The submission is based on data from a late-stage trial involving 15,000 volunteers in the UK, showing that the experimental vaccine was 96.4% effective against the original coronavirus strain.
The application also includes data from a 30,000-person late-stage trial in the United States and Mexico, showing that the vaccine, NVX-CoV2373, demonstrated 100% protection against moderate and severe disease and 90.4% effectiveness overall.
The United Kingdom has so far administered enough vaccine doses to have fully vaccinated about 76.1% of the country's total population, according to a Reuters tally https://graphics.reuters.com/world-coronavirus-tracker-and-maps/countries-and-territories/united-kingdom.
However, cases have recently been on the rise and Prime Minister Boris Johnson said that the government will rely on vaccines rather than lockdowns to navigate a difficult winter.
Novavax in August pushed back its U.S. application timeline to the fourth quarter of this year from the third, saying the distribution of its vaccine will be initially prioritized to low-income countries, which still have an unmet need for primary vaccination doses.
Novavax said it now expects to submit the complete application seeking U.S. authorization by the end of the year.
The vaccine developer has been prioritizing regulatory submissions to low- and middle-income countries as it fell behind peers like Pfizer Inc, Moderna Inc and Johnson & Johnson in the race for authorization in the U.S. and Europe.
Last month, Novavax and its partner Serum Institute of India applied to the World Health Organization for an emergency use listing of Novavax's COVID-19 vaccine.
It has already filed for the shot's authorization in India, Indonesia and the Philippines.
Novavax said it now expects to complete additional regulatory filings in markets including Europe, Canada, Australia, New Zealand and to the World Health Organization soon.

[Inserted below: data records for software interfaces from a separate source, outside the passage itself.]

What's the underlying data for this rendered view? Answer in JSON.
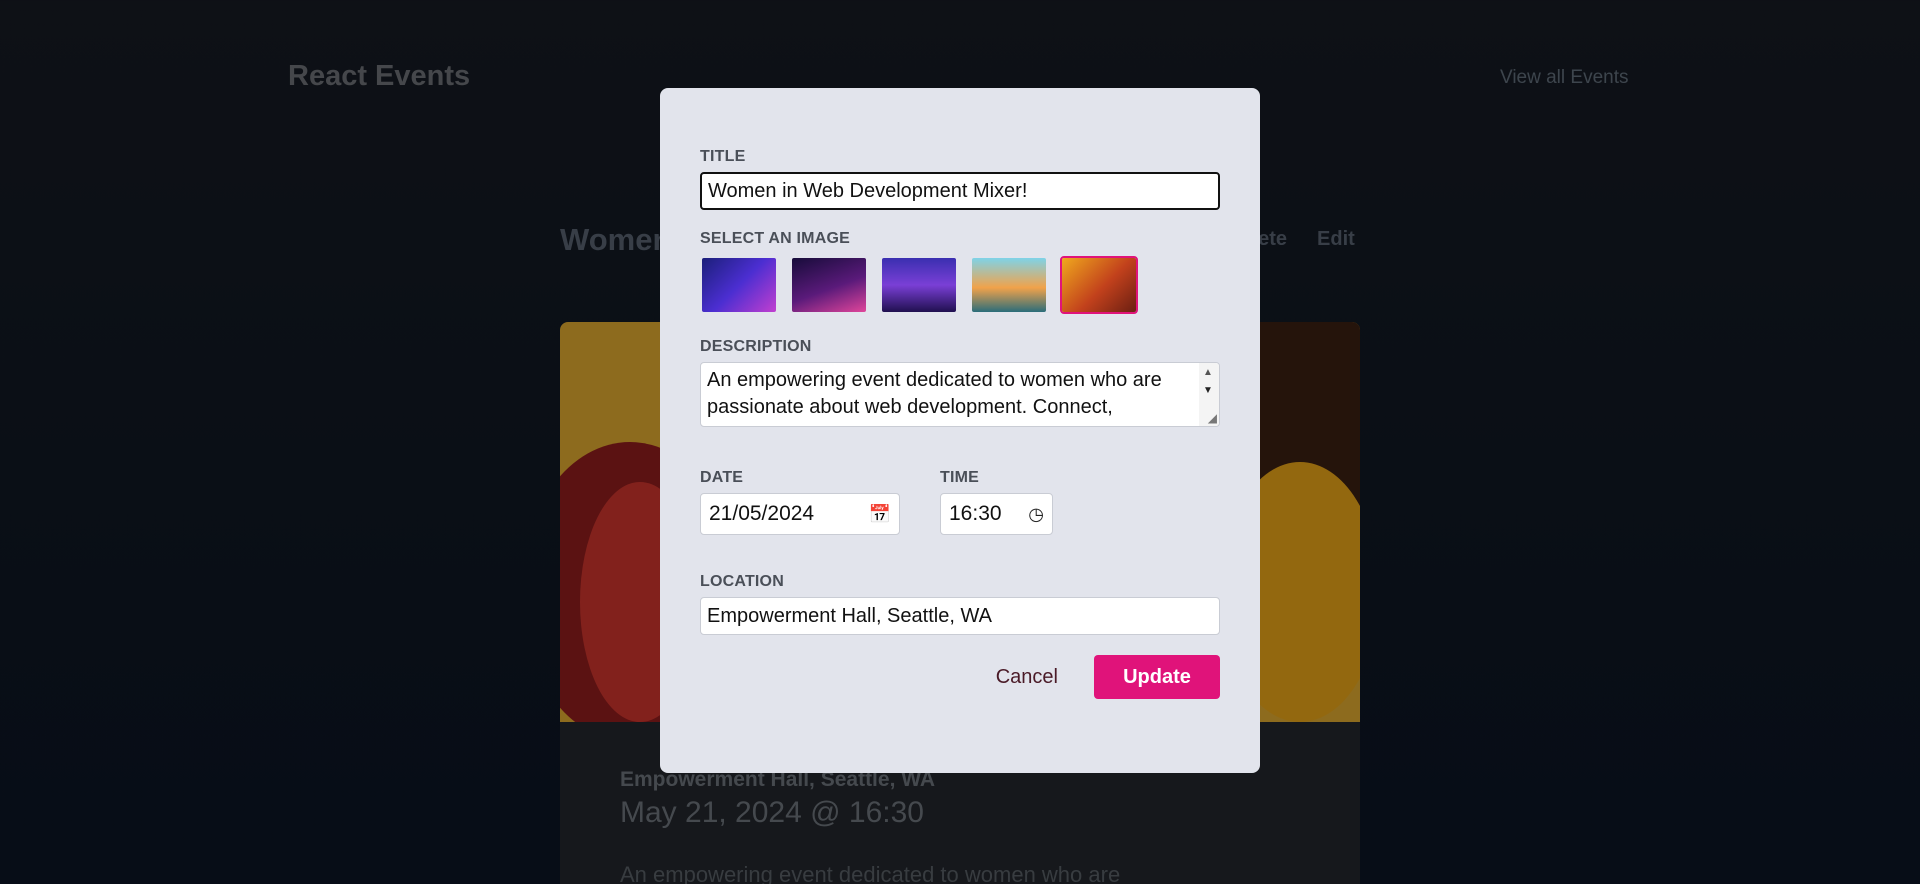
{
  "header": {
    "brand": "React Events",
    "nav_link": "View all Events"
  },
  "event": {
    "title": "Women in Web Development Mixer!",
    "actions": [
      "Delete",
      "Edit"
    ],
    "location": "Empowerment Hall, Seattle, WA",
    "datetime": "May 21, 2024 @ 16:30",
    "description": "An empowering event dedicated to women who are"
  },
  "modal": {
    "title_label": "TITLE",
    "title_value": "Women in Web Development Mixer!",
    "image_label": "SELECT AN IMAGE",
    "images": [
      "city-neon-image",
      "desk-setup-image",
      "meetup-image",
      "city-river-image",
      "women-laptop-image"
    ],
    "selected_image_index": 4,
    "description_label": "DESCRIPTION",
    "description_value": "An empowering event dedicated to women who are passionate about web development. Connect,",
    "date_label": "DATE",
    "date_value": "21/05/2024",
    "time_label": "TIME",
    "time_value": "16:30",
    "location_label": "LOCATION",
    "location_value": "Empowerment Hall, Seattle, WA",
    "cancel_label": "Cancel",
    "update_label": "Update"
  },
  "colors": {
    "accent": "#e0137a",
    "modal_bg": "#e2e4ec",
    "page_bg": "#0b1424"
  }
}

(Reporting by Manojna Maddipatla in Bengaluru; Editing by Vinay Dwivedi and Shailesh Kuber)